Heirisson Island is an
island in the Swan River in Western Australia at the eastern end of Perth Water ( ). The city of Perth and the Town of Victoria Park are linked by The Causeway which is actually two bridges which span the two
foreshores and the island.
It occupies an area of roughly
285,600 square metres.
southern section including remains of
Prior to development, there were actually two islands, surrounded
by mudflats. Over the years, dredging and reclamation has created a
single island, which is now a landscaped nature reserve, with a two
kilometre walking path. In recent years a colony of Western Grey Kangaroos
introduced onto the island.
The first European to visit the Heirisson Island area was the
explorer Willem de Vlamingh
in January 1697. He
was exploring the Swan River in long-boats but only got as far as
the Heirisson Island(s) because the mud flats impeded any further
Island was named after French midshipman
Boniface Heirisson, who was on the French ship Le

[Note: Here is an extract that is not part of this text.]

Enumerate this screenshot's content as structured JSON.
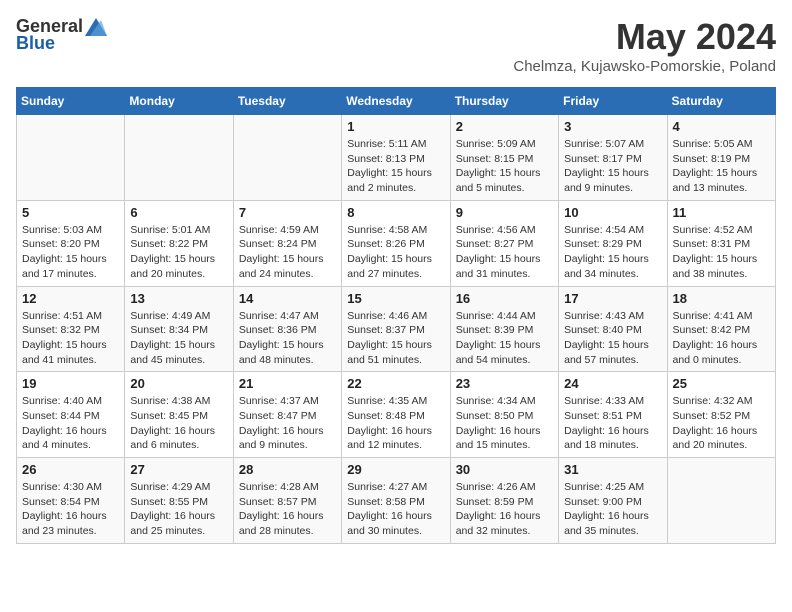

Naturaliste which was a scientific expedition led by Nicolas Baudin between 1801 and 1804.
expedition made several journeys up the river from Fremantle in long-boats and made the first maps of the Swan
The island was named in June 1801.

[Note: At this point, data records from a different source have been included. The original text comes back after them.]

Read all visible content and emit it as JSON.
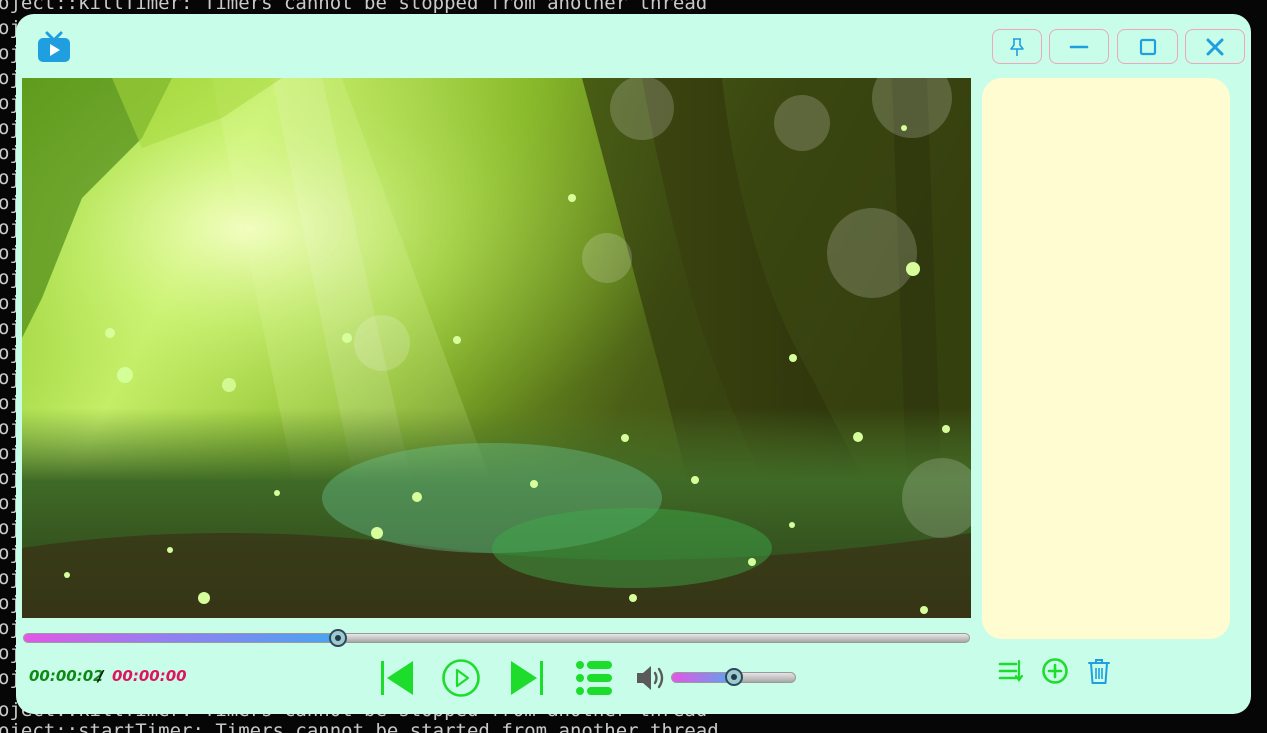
{
  "terminal": {
    "top_line": "oject::killTimer: Timers cannot be stopped from another thread",
    "middle_line": "oject::killTimer: Timers cannot be stopped from another thread",
    "bottom_line": "oject::startTimer: Timers cannot be started from another thread",
    "gutter_char": "oj"
  },
  "window": {
    "app_icon": "tv-play-icon",
    "title_buttons": {
      "pin": "pin-icon",
      "minimize": "minimize-icon",
      "maximize": "maximize-icon",
      "close": "close-icon"
    }
  },
  "playback": {
    "current_time": "00:00:02",
    "separator": "/",
    "total_time": "00:00:00",
    "progress": 0.332,
    "volume": 0.5
  },
  "controls": {
    "previous": "skip-previous-icon",
    "play": "play-circle-icon",
    "next": "skip-next-icon",
    "playlist": "playlist-icon",
    "volume": "volume-icon"
  },
  "playlist_actions": {
    "sort": "sort-icon",
    "add": "add-circle-icon",
    "delete": "trash-icon"
  },
  "colors": {
    "window_bg": "#c8fde9",
    "playlist_bg": "#fefcd0",
    "accent_green": "#1ddc2c",
    "accent_blue": "#1f9fe0",
    "title_button_border": "#f0a5c1",
    "time_current": "#0d8a14",
    "time_total": "#e0145e"
  }
}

also investigated the area in 1827 just prior to
settlement of the Swan River
in 1829. (Appleyard & Manford, 1979)
Yagan statue, Heirisson Island.
In September 1984 the Government of Western
erected a statue of aboriginal
. In 1997 the statue's head was sawn off by
vandals apparently in some sort of comment about the then current
attempts to return Yagan's head from Britain.
- Appleyard, R. T. and Manford, Toby (1979). The Beginning:
European Discovery and Early Settlement of Swan River Western
Australia, University of Western Australia Press. ISBN
0-85564-146-0 (for all historical information)
Image:Heirisson Island, 1935.jpg|Heirisson Island in 1935 showing
the reclamation underway